If remotely serious about ushering that theory into practice, however, one would have to establish – or at the very least advocate for -- a society replete with caring, costly and sophisticated supports for such children and their parents.
Here, the cases of Ireland and the U.S. diverge.
Ireland is by no means a utopia for struggling mothers and children. But there is a general consensus in favor of providing for them. By bizarre contrast, the American pro-life movement has tethered itself to an ideology that prides itself on providing for nobody.
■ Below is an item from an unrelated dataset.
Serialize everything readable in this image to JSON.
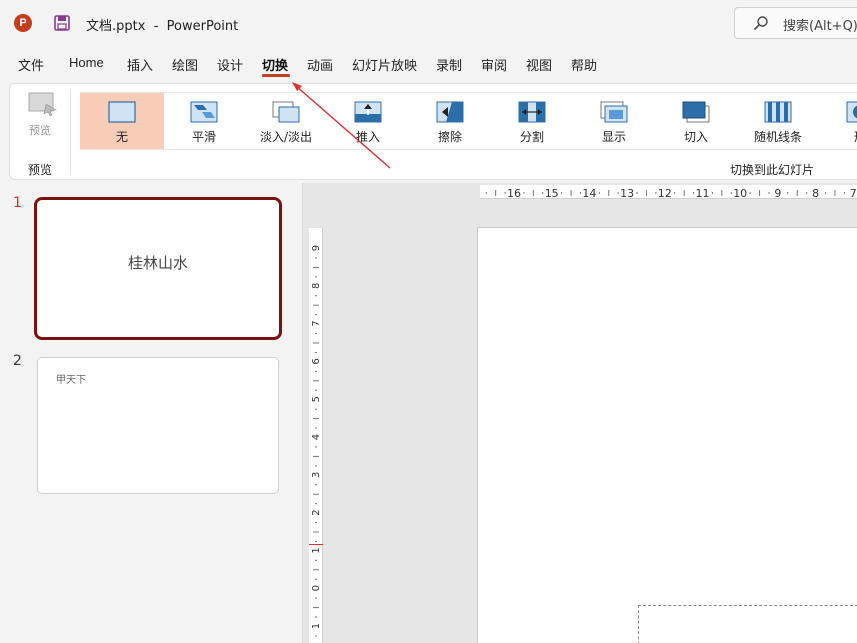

I’m not accusing Republicans of cruelty, but simply citing their philosophy: the less government, the fewer social programs, and above all, the lower taxes, the better. That’s a perfectly valid world view – until it is twinned with a policy of obliging over half a million women annually to bear children they do not want but for whom they will be left to fend, at which point it becomes too weird for words.
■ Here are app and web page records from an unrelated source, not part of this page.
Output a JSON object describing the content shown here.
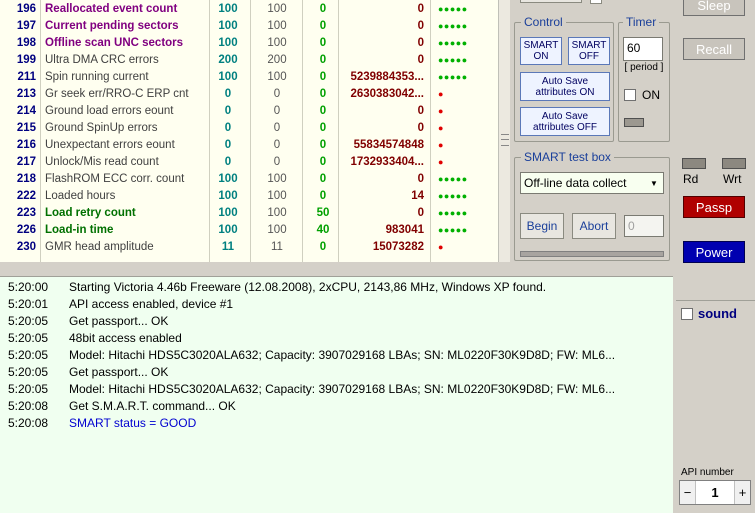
{
  "smart_rows": [
    {
      "id": "196",
      "name": "Reallocated event count",
      "val": "100",
      "worst": "100",
      "thr": "0",
      "raw": "0",
      "health": "●●●●●",
      "style": "purple",
      "hc": "green"
    },
    {
      "id": "197",
      "name": "Current pending sectors",
      "val": "100",
      "worst": "100",
      "thr": "0",
      "raw": "0",
      "health": "●●●●●",
      "style": "purple",
      "hc": "green"
    },
    {
      "id": "198",
      "name": "Offline scan UNC sectors",
      "val": "100",
      "worst": "100",
      "thr": "0",
      "raw": "0",
      "health": "●●●●●",
      "style": "purple",
      "hc": "green"
    },
    {
      "id": "199",
      "name": "Ultra DMA CRC errors",
      "val": "200",
      "worst": "200",
      "thr": "0",
      "raw": "0",
      "health": "●●●●●",
      "style": "gray",
      "hc": "green"
    },
    {
      "id": "211",
      "name": "Spin running current",
      "val": "100",
      "worst": "100",
      "thr": "0",
      "raw": "5239884353...",
      "health": "●●●●●",
      "style": "gray",
      "hc": "green"
    },
    {
      "id": "213",
      "name": "Gr seek err/RRO-C ERP cnt",
      "val": "0",
      "worst": "0",
      "thr": "0",
      "raw": "2630383042...",
      "health": "●",
      "style": "gray",
      "hc": "red"
    },
    {
      "id": "214",
      "name": "Ground load errors eount",
      "val": "0",
      "worst": "0",
      "thr": "0",
      "raw": "0",
      "health": "●",
      "style": "gray",
      "hc": "red"
    },
    {
      "id": "215",
      "name": "Ground SpinUp errors",
      "val": "0",
      "worst": "0",
      "thr": "0",
      "raw": "0",
      "health": "●",
      "style": "gray",
      "hc": "red"
    },
    {
      "id": "216",
      "name": "Unexpectant errors eount",
      "val": "0",
      "worst": "0",
      "thr": "0",
      "raw": "55834574848",
      "health": "●",
      "style": "gray",
      "hc": "red"
    },
    {
      "id": "217",
      "name": "Unlock/Mis read count",
      "val": "0",
      "worst": "0",
      "thr": "0",
      "raw": "1732933404...",
      "health": "●",
      "style": "gray",
      "hc": "red"
    },
    {
      "id": "218",
      "name": "FlashROM ECC corr. count",
      "val": "100",
      "worst": "100",
      "thr": "0",
      "raw": "0",
      "health": "●●●●●",
      "style": "gray",
      "hc": "green"
    },
    {
      "id": "222",
      "name": "Loaded hours",
      "val": "100",
      "worst": "100",
      "thr": "0",
      "raw": "14",
      "health": "●●●●●",
      "style": "gray",
      "hc": "green"
    },
    {
      "id": "223",
      "name": "Load retry count",
      "val": "100",
      "worst": "100",
      "thr": "50",
      "raw": "0",
      "health": "●●●●●",
      "style": "green",
      "hc": "green"
    },
    {
      "id": "226",
      "name": "Load-in time",
      "val": "100",
      "worst": "100",
      "thr": "40",
      "raw": "983041",
      "health": "●●●●●",
      "style": "green",
      "hc": "green"
    },
    {
      "id": "230",
      "name": "GMR head amplitude",
      "val": "11",
      "worst": "11",
      "thr": "0",
      "raw": "15073282",
      "health": "●",
      "style": "gray",
      "hc": "red"
    }
  ],
  "control": {
    "title": "Control",
    "smart_on": "SMART ON",
    "smart_off": "SMART OFF",
    "autosave_on": "Auto Save attributes ON",
    "autosave_off": "Auto Save attributes OFF"
  },
  "timer": {
    "title": "Timer",
    "value": "60",
    "period_label": "[ period ]",
    "on_label": "ON"
  },
  "test_box": {
    "title": "SMART test box",
    "selected": "Off-line data collect",
    "begin": "Begin",
    "abort": "Abort",
    "count": "0"
  },
  "right_panel": {
    "sleep": "Sleep",
    "recall": "Recall",
    "rd": "Rd",
    "wrt": "Wrt",
    "passp": "Passp",
    "power": "Power",
    "sound": "sound",
    "api_label": "API number",
    "api_value": "1",
    "minus": "−",
    "plus": "+"
  },
  "log": [
    {
      "time": "5:20:00",
      "msg": "Starting Victoria 4.46b Freeware (12.08.2008), 2xCPU, 2143,86 MHz, Windows XP found.",
      "color": "black"
    },
    {
      "time": "5:20:01",
      "msg": "API access enabled, device #1",
      "color": "black"
    },
    {
      "time": "5:20:05",
      "msg": "Get passport... OK",
      "color": "black"
    },
    {
      "time": "5:20:05",
      "msg": "48bit access enabled",
      "color": "black"
    },
    {
      "time": "5:20:05",
      "msg": "Model: Hitachi HDS5C3020ALA632; Capacity: 3907029168 LBAs; SN: ML0220F30K9D8D; FW: ML6...",
      "color": "black"
    },
    {
      "time": "5:20:05",
      "msg": "Get passport... OK",
      "color": "black"
    },
    {
      "time": "5:20:05",
      "msg": "Model: Hitachi HDS5C3020ALA632; Capacity: 3907029168 LBAs; SN: ML0220F30K9D8D; FW: ML6...",
      "color": "black"
    },
    {
      "time": "5:20:08",
      "msg": "Get S.M.A.R.T. command... OK",
      "color": "black"
    },
    {
      "time": "5:20:08",
      "msg": "SMART status = GOOD",
      "color": "blue"
    }
  ]
}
Just last year, in the original version of their tax bill, the Republicans in Congress actually tried to cut the tax credit for adoption. How can anyone possibly believe that, if their pro-life dreams come true, they are going to find additional billions for the fetuses (and indeed zygotes, and fertilized-but-yet-to-be-implanted eggs) they have required to become children?
Now customarily comes the cry that it isn’t the cold, hard government that would be called upon to care for such children. It’s warm, cuddly families and churches and charities….all of which would require even more massive government funding and tax-empting than they receive now.
Let me emphasize: I certainly know pro-life people who really walk their talk; who don’t just work against abortion, but for life. These people are heroes and angels and workhorses rolled into one. They don’t merely donate diapers and cribs, but truly help pregnant women in crisis, sometimes to the point of fostering or adopting their children, who might well be drug addicted or developmentally challenged. The question isn’t whether such people exist. It’s where to find hundreds of thousands more of them every single year.
Given all of the above, it is impossible to square a genuinely pro-life moral position with any existent political option. Here’s the closest I can get:
I will never believe in abortion.
In part for that very reason, I believe in widely-accessible birth control and full, frank sex education from an appropriate age, which these days is about four.
For that matter, I believe in plain old education. After years of spouting statistics that show the clear connection between higher levels of education and lower rates of poverty, mother-and-child mortality and all kinds of other horrors around the globe, I now find it sadly urgent to reassert that connection at home.
I believe in publicly funded health care, day care, pre-k, and all that Scandinavian-socialist-sounding stuff that conservatives equate with tyranny, but that struggling families often equate with the difference between doing OK and drowning.
The current crop of Republicans believe in none of this.
Understand, I say “current crop” because I know that there are some moderates, feminists, libertarians and pragmatists still standing in the GOP, and the last thing I want to do is knock them down. But as for the right-wing ideologues who now control the party: their "plan" is to guarantee an increase in the number of unwanted pregnancies and then require that those pregnancies result in children, whom they will later vilify for failing to pull themselves up by bootstraps that these same jokers are working hard to abolish.
Sometimes, I put all that together, and it makes me want to call the current crop of Republicans a lot of things.
“Pro-life” is not one of them.